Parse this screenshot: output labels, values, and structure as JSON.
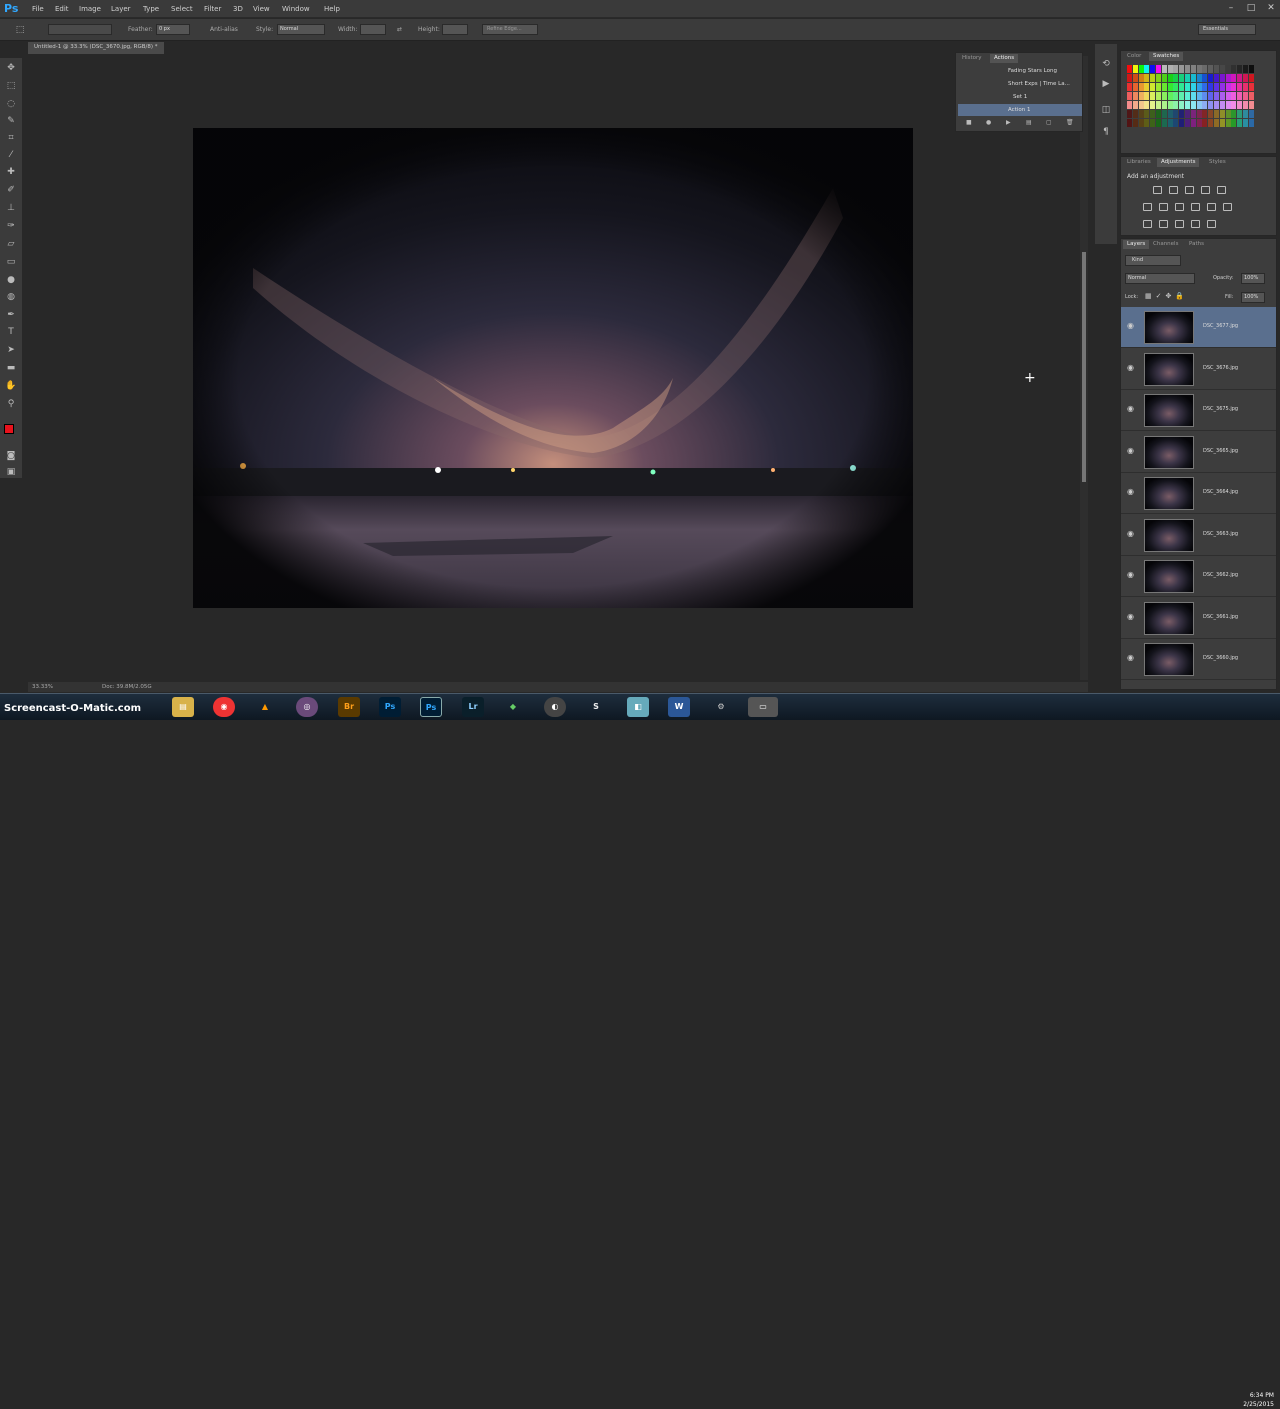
{
  "app": {
    "logo": "Ps"
  },
  "menu": [
    "File",
    "Edit",
    "Image",
    "Layer",
    "Type",
    "Select",
    "Filter",
    "3D",
    "View",
    "Window",
    "Help"
  ],
  "options": {
    "feather_label": "Feather:",
    "feather_value": "0 px",
    "antialias": "Anti-alias",
    "style_label": "Style:",
    "style_value": "Normal",
    "width_label": "Width:",
    "height_label": "Height:",
    "refine": "Refine Edge...",
    "workspace": "Essentials"
  },
  "document": {
    "tab": "Untitled-1 @ 33.3% (DSC_3670.jpg, RGB/8) *"
  },
  "status": {
    "zoom": "33.33%",
    "doc": "Doc: 39.8M/2.05G"
  },
  "history_panel": {
    "tabs": [
      "History",
      "Actions"
    ],
    "actions": [
      "Fading Stars Long",
      "Short Exps | Time La...",
      "Set 1",
      "Action 1"
    ]
  },
  "color_panel": {
    "tabs": [
      "Color",
      "Swatches"
    ]
  },
  "adjust_panel": {
    "tabs": [
      "Libraries",
      "Adjustments",
      "Styles"
    ],
    "title": "Add an adjustment"
  },
  "layers_panel": {
    "tabs": [
      "Layers",
      "Channels",
      "Paths"
    ],
    "kind": "Kind",
    "blend": "Normal",
    "opacity_label": "Opacity:",
    "opacity": "100%",
    "lock_label": "Lock:",
    "fill_label": "Fill:",
    "fill": "100%",
    "layers": [
      "DSC_3677.jpg",
      "DSC_3676.jpg",
      "DSC_3675.jpg",
      "DSC_3665.jpg",
      "DSC_3664.jpg",
      "DSC_3663.jpg",
      "DSC_3662.jpg",
      "DSC_3661.jpg",
      "DSC_3660.jpg"
    ]
  },
  "taskbar": {
    "apps": [
      "Br",
      "Ps",
      "Ps",
      "Lr",
      "W"
    ],
    "time": "6:34 PM",
    "date": "2/25/2015"
  },
  "watermark": "Screencast-O-Matic.com",
  "colors": {
    "foreground": "#e8121c",
    "background": "#ffffff",
    "selected_layer": "#5a6f8e"
  }
}
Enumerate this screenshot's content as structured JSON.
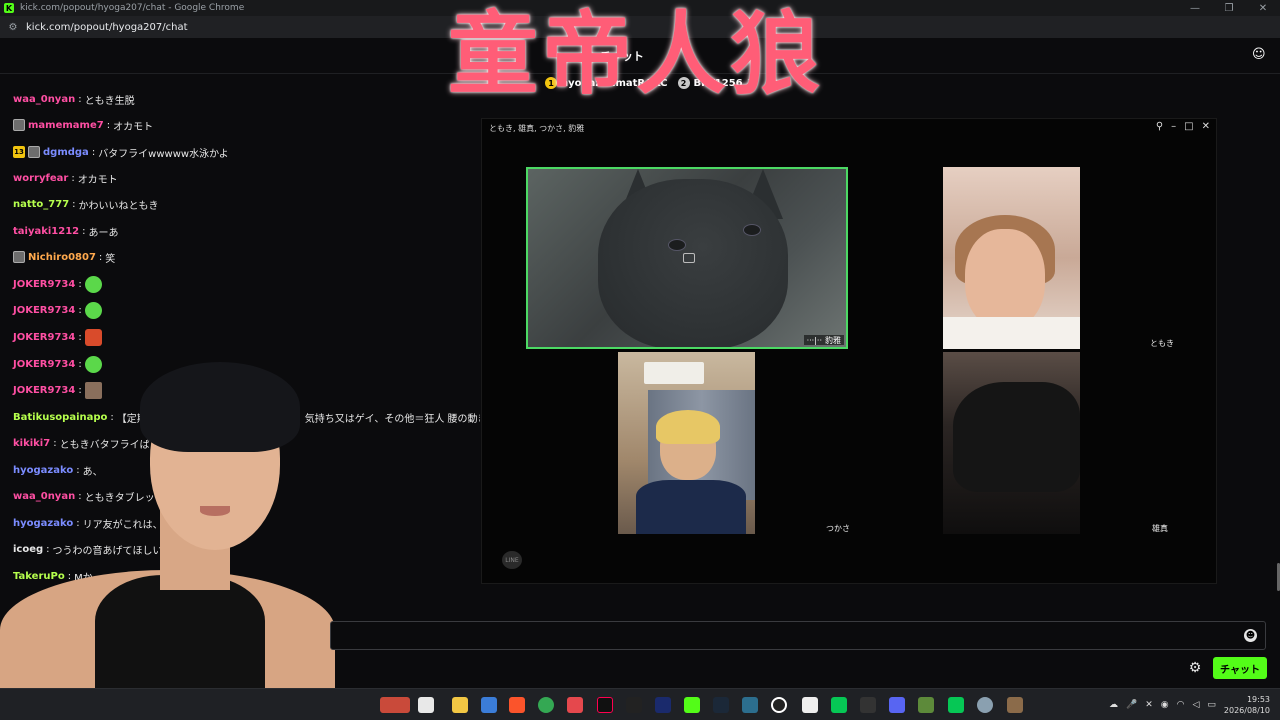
{
  "window": {
    "title": "kick.com/popout/hyoga207/chat - Google Chrome",
    "url": "kick.com/popout/hyoga207/chat"
  },
  "chat": {
    "header_title": "チャット",
    "pinned": [
      {
        "rank": "1",
        "name": "hyogazunmatRAKC",
        "count": ""
      },
      {
        "rank": "2",
        "name": "BFT1256",
        "count": "1"
      }
    ],
    "messages": [
      {
        "user": "waa_0nyan",
        "color": "#ff4fa3",
        "text": "ともき生脱"
      },
      {
        "user": "mamemame7",
        "color": "#ff4fa3",
        "text": "オカモト",
        "avatar": true
      },
      {
        "user": "dgmdga",
        "color": "#7b8cff",
        "text": "バタフライwwwww水泳かよ",
        "sub": "13",
        "avatar": true
      },
      {
        "user": "worryfear",
        "color": "#ff4fa3",
        "text": "オカモト"
      },
      {
        "user": "natto_777",
        "color": "#b6ff4d",
        "text": "かわいいねともき"
      },
      {
        "user": "taiyaki1212",
        "color": "#ff4fa3",
        "text": "あーあ"
      },
      {
        "user": "Nichiro0807",
        "color": "#ffa94d",
        "text": "笑",
        "avatar": true
      },
      {
        "user": "JOKER9734",
        "color": "#ff4fa3",
        "text": "",
        "emote": "green"
      },
      {
        "user": "JOKER9734",
        "color": "#ff4fa3",
        "text": "",
        "emote": "green"
      },
      {
        "user": "JOKER9734",
        "color": "#ff4fa3",
        "text": "",
        "emote": "red"
      },
      {
        "user": "JOKER9734",
        "color": "#ff4fa3",
        "text": "",
        "emote": "green"
      },
      {
        "user": "JOKER9734",
        "color": "#ff4fa3",
        "text": "",
        "emote": "face"
      },
      {
        "user": "Batikusopainapo",
        "color": "#b6ff4d",
        "text": "【定期】童",
        "tail": "気持ち又はゲイ、その他＝狂人 腰の動き・"
      },
      {
        "user": "kikiki7",
        "color": "#ff4fa3",
        "text": "ともきバタフライぱく"
      },
      {
        "user": "hyogazako",
        "color": "#7b8cff",
        "text": "あ、"
      },
      {
        "user": "waa_0nyan",
        "color": "#ff4fa3",
        "text": "ともきタブレットで"
      },
      {
        "user": "hyogazako",
        "color": "#7b8cff",
        "text": "リア友がこれは、"
      },
      {
        "user": "icoeg",
        "color": "#e6e6e6",
        "text": "つうわの音あげてほしい( ; △"
      },
      {
        "user": "TakeruPo",
        "color": "#b6ff4d",
        "text": "Mか"
      }
    ],
    "input_placeholder": "",
    "send_label": "チャット"
  },
  "overlay": {
    "title": "童帝人狼"
  },
  "call": {
    "title": "ともき, 雄真, つかさ, 豹雅",
    "participants": [
      {
        "name": "豹雅",
        "active": true
      },
      {
        "name": "ともき"
      },
      {
        "name": "つかさ"
      },
      {
        "name": "雄真"
      }
    ]
  },
  "taskbar": {
    "time": "19:53",
    "date": "2026/08/10"
  },
  "colors": {
    "accent": "#53fc18",
    "overlay_title": "#ff5d77",
    "active_speaker": "#4cd964"
  }
}
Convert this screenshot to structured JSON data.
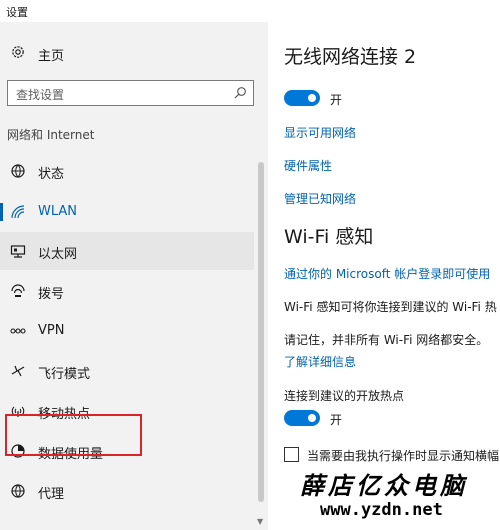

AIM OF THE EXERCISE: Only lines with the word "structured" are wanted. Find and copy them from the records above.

ANSWER TO THIS TASK:
Enumerate this screenshot's content as structured JSON.
Convert this screenshot to structured JSON data.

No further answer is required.